- EXERCISE OBJECTIVE
Below are some entries. Copy each line that holds the string "группа".

________________

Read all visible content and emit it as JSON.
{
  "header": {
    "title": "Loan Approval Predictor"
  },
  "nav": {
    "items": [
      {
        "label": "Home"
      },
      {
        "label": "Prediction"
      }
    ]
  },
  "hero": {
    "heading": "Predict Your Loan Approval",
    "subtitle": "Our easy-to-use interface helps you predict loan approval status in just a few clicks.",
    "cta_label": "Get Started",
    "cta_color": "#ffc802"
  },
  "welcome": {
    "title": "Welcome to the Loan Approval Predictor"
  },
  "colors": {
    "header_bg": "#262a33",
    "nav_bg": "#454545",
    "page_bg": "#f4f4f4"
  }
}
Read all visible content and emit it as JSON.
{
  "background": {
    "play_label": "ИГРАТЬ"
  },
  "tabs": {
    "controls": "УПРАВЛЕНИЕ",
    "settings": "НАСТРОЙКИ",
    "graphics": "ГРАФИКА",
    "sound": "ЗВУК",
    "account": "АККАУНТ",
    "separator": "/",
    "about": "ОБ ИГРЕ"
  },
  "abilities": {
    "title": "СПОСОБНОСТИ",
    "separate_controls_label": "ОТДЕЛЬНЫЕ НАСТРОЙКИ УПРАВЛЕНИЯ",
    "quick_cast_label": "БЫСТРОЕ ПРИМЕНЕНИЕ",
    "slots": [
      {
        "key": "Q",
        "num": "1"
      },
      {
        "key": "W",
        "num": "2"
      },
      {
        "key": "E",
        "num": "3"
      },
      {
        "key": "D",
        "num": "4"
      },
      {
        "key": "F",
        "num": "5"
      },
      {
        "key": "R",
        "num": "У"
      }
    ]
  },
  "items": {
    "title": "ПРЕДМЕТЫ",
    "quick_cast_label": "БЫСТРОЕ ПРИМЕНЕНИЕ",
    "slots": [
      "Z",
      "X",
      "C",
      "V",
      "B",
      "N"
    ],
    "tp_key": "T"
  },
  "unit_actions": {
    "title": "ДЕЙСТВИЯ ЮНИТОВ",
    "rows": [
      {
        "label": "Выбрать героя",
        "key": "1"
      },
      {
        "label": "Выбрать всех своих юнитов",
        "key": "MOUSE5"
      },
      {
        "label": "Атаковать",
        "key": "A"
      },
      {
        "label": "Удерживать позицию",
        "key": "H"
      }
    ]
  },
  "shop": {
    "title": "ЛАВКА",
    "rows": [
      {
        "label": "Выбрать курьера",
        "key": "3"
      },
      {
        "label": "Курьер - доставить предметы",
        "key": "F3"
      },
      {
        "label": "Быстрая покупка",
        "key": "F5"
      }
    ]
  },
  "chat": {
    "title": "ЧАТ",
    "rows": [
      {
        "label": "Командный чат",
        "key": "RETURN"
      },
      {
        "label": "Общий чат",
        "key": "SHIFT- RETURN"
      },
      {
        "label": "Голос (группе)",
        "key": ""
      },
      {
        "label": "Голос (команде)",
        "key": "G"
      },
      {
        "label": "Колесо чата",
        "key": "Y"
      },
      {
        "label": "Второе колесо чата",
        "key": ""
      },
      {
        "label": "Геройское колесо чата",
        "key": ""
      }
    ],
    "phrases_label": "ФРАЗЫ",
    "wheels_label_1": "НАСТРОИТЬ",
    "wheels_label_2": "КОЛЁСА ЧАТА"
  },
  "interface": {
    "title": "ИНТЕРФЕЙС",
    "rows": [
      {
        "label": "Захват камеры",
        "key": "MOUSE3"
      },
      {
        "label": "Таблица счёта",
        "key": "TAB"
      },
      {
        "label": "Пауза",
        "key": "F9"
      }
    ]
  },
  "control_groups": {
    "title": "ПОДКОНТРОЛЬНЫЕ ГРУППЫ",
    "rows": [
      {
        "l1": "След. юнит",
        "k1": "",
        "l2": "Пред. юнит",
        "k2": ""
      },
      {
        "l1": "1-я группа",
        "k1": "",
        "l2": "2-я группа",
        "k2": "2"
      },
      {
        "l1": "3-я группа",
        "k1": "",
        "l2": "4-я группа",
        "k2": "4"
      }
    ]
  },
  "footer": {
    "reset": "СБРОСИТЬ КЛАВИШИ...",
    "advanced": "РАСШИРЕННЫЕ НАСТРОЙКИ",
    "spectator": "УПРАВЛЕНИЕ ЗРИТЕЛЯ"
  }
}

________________

- EXERCISE OUTPUT
        "l1": "1-я группа",
        "l2": "2-я группа",
        "l1": "3-я группа",
        "l2": "4-я группа",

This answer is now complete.